We have yet to deal with the remaining EMIS value problem. To do that we create another node to deal with the EMIS variation, which only requires the Codeid and the value as input slots.

This node calls a mapping function with the three parameters one of which is the property value of the input property

A simple mapping node with a property code look up

  {    "IRI": ":MN_EMISCodeIdLookUp",
        "Domain": ":InboundPublisherMaps",
        "Description": "Look up for EMIS code id",
        "Input": {
          "Property": "CodeId"},
        "MapFunction": {
          "Name": "CodeMap",
          "Parameter": [{
              "Fixed": "EMISCodeId"},
              "PropertyValue": "CodeId"},
              "Fixed": "DMD"}] },
        "AddOutput": {
          "Property": "Drug",
          "FunctionResult": "true"} } ]}

We are now ready to converge the two outputs into the final node, which only has to do the final map.

The final mapping node in the chain performing a concept look up
{ "MapNode": [
        "IRI": ":MN_IMMedicationrRequestEMISTPPDrugMap",
        "Domain": ":InboundPublisherMaps",
        "Description": "Convergence nodes for medication requests from EMIS and TPP",
        "Input" :[
         {"MapNode" : ":MN_GPMedRequests"},
         {"Property": "Drug"}],
         "MapFunction" : {
        "AddOutput": {
           "Add":{"FunctionValue": true } } ]}

Cumulatively, the result of the map contains the target class, property and value as well as the context node identifiers that generated it. The final target output to the client being the map result set

 "MapResultSet": {
  "MappingShortcut": {
   "ShortCutNode": ":GPMedRequests",
   "RequiredProperty": ["CodeId"]},
  "Class": ":DM_MedicationRequest",
  "Property": ":DM_RequestedMedication",
  "Value": ":SN_123300212120"

Of significance is the 'Mappint short cut' produced as part of the result. This is a performance enhancing value that can be used by the client in the next API call to speed up the response. If the client is confident that the class and property are going to be the same (as a result of being the same source table and field then only the property name and value need be submitted.

Furthermore, it can be seen from the logical 2 step mappings that it is equally practical for clients to consider a direct map from source to destination knowing that it has mapped to the common model as part of the process. This contrasts this style of mapping to conventional integration mappings that map from many to many directly. In other words by mapping in two stages we get a series of one to one maps which appear to be one to many
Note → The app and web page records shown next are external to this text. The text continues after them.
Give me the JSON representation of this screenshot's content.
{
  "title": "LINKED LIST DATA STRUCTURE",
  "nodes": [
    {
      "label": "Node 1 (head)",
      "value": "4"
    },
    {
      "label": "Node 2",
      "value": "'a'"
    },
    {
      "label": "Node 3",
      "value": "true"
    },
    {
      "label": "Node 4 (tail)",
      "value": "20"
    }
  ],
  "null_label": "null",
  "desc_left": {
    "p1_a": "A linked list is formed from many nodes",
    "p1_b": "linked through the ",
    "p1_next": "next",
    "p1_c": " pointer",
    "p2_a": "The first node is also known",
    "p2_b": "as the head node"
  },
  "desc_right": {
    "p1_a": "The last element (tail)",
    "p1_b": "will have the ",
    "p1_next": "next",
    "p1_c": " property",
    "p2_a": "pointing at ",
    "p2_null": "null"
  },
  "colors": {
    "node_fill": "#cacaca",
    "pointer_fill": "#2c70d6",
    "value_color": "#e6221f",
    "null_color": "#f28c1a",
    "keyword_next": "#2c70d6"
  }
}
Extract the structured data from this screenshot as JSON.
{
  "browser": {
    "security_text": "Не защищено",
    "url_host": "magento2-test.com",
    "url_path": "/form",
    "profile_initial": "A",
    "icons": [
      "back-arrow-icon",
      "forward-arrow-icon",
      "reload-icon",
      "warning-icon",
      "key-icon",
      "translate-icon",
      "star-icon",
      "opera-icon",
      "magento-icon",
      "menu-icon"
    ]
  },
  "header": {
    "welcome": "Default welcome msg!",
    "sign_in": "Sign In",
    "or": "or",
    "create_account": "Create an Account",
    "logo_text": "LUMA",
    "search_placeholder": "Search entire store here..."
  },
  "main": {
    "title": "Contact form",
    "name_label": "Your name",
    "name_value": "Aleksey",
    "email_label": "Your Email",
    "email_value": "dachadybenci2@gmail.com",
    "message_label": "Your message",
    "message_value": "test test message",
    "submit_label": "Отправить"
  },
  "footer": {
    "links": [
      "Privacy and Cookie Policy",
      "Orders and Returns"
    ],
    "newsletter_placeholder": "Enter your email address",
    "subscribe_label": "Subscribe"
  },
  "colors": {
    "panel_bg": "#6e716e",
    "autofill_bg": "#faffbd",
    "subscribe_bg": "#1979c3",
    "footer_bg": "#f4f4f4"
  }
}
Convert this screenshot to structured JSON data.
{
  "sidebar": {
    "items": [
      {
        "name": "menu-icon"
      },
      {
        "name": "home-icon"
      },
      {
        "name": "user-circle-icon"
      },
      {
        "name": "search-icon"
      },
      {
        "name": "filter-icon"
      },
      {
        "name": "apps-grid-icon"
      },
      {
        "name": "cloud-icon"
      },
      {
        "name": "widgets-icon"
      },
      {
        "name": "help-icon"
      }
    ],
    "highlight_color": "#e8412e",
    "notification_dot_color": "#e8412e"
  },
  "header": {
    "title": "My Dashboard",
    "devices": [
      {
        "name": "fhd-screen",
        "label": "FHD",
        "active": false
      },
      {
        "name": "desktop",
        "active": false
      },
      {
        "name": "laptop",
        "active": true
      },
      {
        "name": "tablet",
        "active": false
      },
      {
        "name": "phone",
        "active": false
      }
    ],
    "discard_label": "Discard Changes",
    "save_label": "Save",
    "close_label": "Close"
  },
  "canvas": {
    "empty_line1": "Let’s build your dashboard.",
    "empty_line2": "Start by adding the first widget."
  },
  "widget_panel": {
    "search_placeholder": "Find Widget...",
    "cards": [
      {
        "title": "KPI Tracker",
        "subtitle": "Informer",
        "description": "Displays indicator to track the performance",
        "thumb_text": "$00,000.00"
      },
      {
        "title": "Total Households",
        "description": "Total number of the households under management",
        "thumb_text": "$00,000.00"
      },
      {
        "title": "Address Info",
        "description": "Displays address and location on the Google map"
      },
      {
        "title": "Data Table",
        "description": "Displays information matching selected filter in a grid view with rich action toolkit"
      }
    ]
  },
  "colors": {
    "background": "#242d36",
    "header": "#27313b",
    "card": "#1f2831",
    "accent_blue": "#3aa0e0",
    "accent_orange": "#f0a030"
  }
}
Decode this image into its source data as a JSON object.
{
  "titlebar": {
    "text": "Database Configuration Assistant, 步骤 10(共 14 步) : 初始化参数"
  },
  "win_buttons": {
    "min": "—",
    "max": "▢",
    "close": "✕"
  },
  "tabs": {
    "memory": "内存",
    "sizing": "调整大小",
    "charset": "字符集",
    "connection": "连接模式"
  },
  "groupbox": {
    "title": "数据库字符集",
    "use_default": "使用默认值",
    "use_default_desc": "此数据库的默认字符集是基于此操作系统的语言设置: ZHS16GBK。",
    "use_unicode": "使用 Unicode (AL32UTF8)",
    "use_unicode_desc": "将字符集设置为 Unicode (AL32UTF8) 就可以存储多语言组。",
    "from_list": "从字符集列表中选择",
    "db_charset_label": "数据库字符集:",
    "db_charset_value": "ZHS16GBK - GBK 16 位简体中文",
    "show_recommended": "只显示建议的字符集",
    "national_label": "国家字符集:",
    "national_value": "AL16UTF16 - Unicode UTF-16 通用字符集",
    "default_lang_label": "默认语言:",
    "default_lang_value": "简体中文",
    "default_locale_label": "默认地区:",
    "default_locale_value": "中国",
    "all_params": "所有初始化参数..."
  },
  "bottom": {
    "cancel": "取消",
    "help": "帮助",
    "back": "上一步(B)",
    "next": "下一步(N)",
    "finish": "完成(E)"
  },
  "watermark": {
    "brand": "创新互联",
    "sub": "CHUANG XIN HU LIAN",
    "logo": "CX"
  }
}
To more easily demonstrate how mappings work, there is a working example showing a walk through of the use of the mapping API using the resource examples illustrated below